──────── RECORD EXTRACTS ────────

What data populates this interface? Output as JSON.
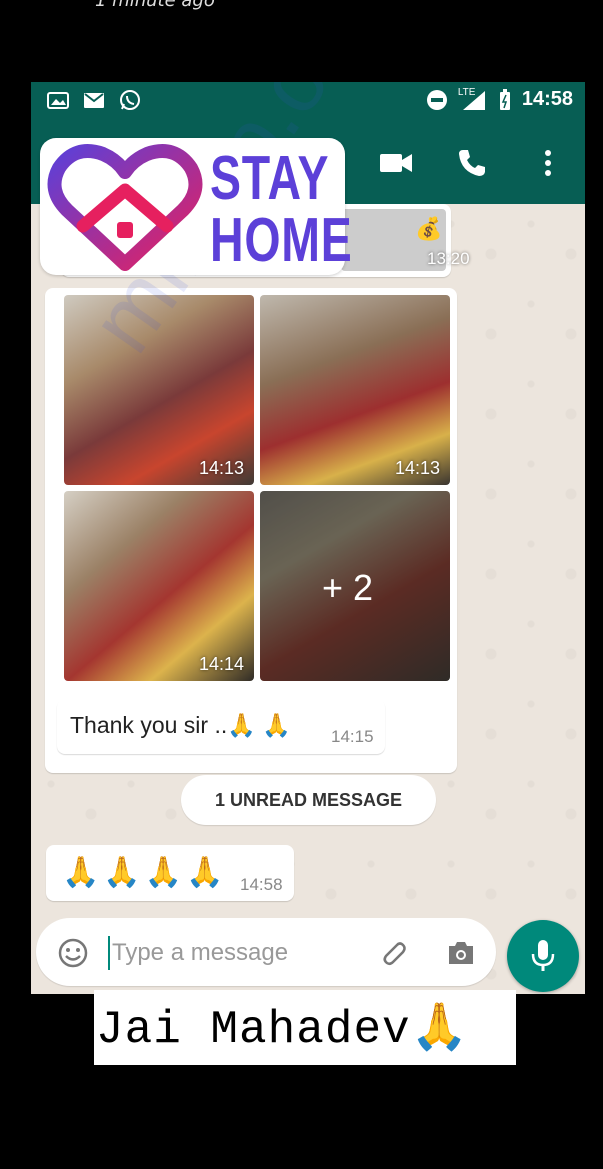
{
  "top_caption": "1 minute ago",
  "status_bar": {
    "network": "LTE",
    "time": "14:58",
    "icons": [
      "gallery-icon",
      "gmail-icon",
      "whatsapp-icon",
      "dnd-icon",
      "signal-icon",
      "battery-icon"
    ]
  },
  "app_bar": {
    "icons": [
      "video-call-icon",
      "voice-call-icon",
      "more-options-icon"
    ]
  },
  "sticker": {
    "line1": "STAY",
    "line2": "HOME",
    "colors": {
      "purple": "#5c40d8",
      "pink": "#e6205f"
    }
  },
  "messages": {
    "first_time": "13:20",
    "photos": [
      {
        "time": "14:13"
      },
      {
        "time": "14:13"
      },
      {
        "time": "14:14"
      },
      {
        "more_count": "+ 2"
      }
    ],
    "thank": {
      "text": "Thank you sir ..🙏 🙏",
      "time": "14:15"
    },
    "unread": "1 UNREAD MESSAGE",
    "pray": {
      "text": "🙏🙏🙏🙏",
      "time": "14:58"
    }
  },
  "input": {
    "placeholder": "Type a message"
  },
  "caption": "Jai Mahadev🙏",
  "colors": {
    "header": "#075e54",
    "accent": "#00897b",
    "wallpaper": "#ece5dd"
  }
}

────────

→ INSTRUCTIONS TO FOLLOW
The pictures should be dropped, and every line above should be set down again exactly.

→ COMPLETED TASK
What data populates this interface? Output as JSON.
{
  "top_caption": "1 minute ago",
  "status_bar": {
    "network": "LTE",
    "time": "14:58",
    "icons": [
      "gallery-icon",
      "gmail-icon",
      "whatsapp-icon",
      "dnd-icon",
      "signal-icon",
      "battery-icon"
    ]
  },
  "app_bar": {
    "icons": [
      "video-call-icon",
      "voice-call-icon",
      "more-options-icon"
    ]
  },
  "sticker": {
    "line1": "STAY",
    "line2": "HOME",
    "colors": {
      "purple": "#5c40d8",
      "pink": "#e6205f"
    }
  },
  "messages": {
    "first_time": "13:20",
    "photos": [
      {
        "time": "14:13"
      },
      {
        "time": "14:13"
      },
      {
        "time": "14:14"
      },
      {
        "more_count": "+ 2"
      }
    ],
    "thank": {
      "text": "Thank you sir ..🙏 🙏",
      "time": "14:15"
    },
    "unread": "1 UNREAD MESSAGE",
    "pray": {
      "text": "🙏🙏🙏🙏",
      "time": "14:58"
    }
  },
  "input": {
    "placeholder": "Type a message"
  },
  "caption": "Jai Mahadev🙏",
  "colors": {
    "header": "#075e54",
    "accent": "#00897b",
    "wallpaper": "#ece5dd"
  }
}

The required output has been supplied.